[Page and application data records]
- Opening Delimiter -
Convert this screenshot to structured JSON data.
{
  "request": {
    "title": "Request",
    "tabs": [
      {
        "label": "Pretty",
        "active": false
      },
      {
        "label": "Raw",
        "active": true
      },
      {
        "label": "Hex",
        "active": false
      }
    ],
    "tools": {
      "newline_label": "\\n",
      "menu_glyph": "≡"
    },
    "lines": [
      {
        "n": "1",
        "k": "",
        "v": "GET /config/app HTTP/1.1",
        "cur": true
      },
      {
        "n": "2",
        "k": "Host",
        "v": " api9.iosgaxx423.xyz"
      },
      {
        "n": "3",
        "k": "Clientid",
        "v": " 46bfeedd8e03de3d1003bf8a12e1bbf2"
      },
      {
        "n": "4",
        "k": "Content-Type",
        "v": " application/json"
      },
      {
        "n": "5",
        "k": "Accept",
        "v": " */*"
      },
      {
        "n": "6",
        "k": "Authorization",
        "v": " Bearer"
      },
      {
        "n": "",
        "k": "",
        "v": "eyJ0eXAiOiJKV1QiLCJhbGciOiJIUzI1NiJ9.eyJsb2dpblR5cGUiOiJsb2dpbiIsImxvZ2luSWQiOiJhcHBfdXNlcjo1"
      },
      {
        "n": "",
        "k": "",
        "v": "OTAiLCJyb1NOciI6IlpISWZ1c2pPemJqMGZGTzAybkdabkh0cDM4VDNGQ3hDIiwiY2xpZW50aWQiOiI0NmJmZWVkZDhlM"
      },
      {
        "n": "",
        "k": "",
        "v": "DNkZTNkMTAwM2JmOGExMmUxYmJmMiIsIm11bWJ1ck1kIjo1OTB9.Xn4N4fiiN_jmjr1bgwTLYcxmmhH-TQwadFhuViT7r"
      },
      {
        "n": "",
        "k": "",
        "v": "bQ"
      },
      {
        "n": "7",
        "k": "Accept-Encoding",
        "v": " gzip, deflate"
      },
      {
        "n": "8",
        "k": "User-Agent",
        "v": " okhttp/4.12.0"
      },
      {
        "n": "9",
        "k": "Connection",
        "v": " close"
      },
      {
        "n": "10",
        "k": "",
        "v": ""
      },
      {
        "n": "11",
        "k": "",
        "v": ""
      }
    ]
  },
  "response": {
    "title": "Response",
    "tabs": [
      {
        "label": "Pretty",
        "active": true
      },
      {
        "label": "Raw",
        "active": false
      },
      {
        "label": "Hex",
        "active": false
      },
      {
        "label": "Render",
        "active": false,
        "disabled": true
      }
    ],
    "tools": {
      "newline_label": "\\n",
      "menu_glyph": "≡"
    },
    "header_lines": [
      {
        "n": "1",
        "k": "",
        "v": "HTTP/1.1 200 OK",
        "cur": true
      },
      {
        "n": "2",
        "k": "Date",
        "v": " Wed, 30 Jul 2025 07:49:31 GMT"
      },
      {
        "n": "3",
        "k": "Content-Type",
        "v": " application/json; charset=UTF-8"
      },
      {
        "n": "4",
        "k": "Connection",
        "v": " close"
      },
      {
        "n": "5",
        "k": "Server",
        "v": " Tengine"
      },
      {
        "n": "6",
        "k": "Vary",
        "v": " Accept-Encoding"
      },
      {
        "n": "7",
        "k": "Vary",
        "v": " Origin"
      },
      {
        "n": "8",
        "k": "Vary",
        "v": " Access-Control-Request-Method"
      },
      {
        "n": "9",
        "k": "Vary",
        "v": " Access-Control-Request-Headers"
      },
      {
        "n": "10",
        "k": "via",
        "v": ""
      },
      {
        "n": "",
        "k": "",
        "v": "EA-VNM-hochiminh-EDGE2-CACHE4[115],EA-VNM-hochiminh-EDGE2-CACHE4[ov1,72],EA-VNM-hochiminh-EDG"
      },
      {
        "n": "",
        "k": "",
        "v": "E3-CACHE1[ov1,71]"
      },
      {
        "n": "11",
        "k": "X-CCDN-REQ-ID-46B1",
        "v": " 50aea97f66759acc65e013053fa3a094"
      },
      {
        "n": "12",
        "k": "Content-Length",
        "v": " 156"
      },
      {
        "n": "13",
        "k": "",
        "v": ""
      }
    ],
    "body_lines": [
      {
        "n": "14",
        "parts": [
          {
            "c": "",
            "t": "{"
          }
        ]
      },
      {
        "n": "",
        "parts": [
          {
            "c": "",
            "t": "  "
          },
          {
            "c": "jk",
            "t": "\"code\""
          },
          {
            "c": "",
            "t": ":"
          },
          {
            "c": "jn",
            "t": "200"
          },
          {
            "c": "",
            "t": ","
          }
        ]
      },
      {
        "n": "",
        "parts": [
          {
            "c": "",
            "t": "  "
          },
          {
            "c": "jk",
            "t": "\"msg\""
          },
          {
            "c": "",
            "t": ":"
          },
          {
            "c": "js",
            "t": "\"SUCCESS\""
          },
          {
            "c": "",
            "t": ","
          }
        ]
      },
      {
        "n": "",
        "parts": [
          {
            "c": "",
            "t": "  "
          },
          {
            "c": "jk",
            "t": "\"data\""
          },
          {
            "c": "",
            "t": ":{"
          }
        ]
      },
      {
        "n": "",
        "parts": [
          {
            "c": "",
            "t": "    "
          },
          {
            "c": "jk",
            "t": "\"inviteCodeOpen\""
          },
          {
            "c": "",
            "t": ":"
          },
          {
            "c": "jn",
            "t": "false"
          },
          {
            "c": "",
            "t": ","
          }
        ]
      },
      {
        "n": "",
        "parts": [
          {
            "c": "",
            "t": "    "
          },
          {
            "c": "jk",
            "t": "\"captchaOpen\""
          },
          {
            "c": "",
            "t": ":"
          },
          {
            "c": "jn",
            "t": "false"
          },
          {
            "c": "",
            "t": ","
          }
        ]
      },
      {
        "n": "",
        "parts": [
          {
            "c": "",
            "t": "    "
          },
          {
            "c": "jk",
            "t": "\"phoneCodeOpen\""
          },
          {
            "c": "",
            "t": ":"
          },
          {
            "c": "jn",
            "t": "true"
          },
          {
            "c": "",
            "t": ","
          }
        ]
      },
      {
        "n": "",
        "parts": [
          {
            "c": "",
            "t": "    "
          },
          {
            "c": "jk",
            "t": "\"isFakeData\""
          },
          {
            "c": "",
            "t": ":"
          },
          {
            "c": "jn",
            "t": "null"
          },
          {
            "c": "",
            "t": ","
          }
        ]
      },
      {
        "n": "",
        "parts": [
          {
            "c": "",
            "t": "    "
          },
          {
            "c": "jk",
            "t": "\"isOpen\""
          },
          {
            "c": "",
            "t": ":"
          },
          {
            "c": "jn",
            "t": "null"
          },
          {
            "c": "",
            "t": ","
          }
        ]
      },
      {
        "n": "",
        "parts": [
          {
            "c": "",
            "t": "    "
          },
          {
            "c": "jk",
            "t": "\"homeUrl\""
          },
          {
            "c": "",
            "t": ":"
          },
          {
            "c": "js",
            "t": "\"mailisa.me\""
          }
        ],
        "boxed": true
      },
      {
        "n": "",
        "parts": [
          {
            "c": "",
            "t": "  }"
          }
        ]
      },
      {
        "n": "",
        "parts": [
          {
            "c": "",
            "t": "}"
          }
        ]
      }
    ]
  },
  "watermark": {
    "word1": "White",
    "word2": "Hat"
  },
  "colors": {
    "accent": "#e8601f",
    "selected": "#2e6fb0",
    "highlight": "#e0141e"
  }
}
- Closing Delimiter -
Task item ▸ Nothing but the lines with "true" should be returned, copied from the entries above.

Written response ▸
        "active": true
        "cur": true
        "active": true
        "disabled": true
        "cur": true
            "t": "true"
        "boxed": true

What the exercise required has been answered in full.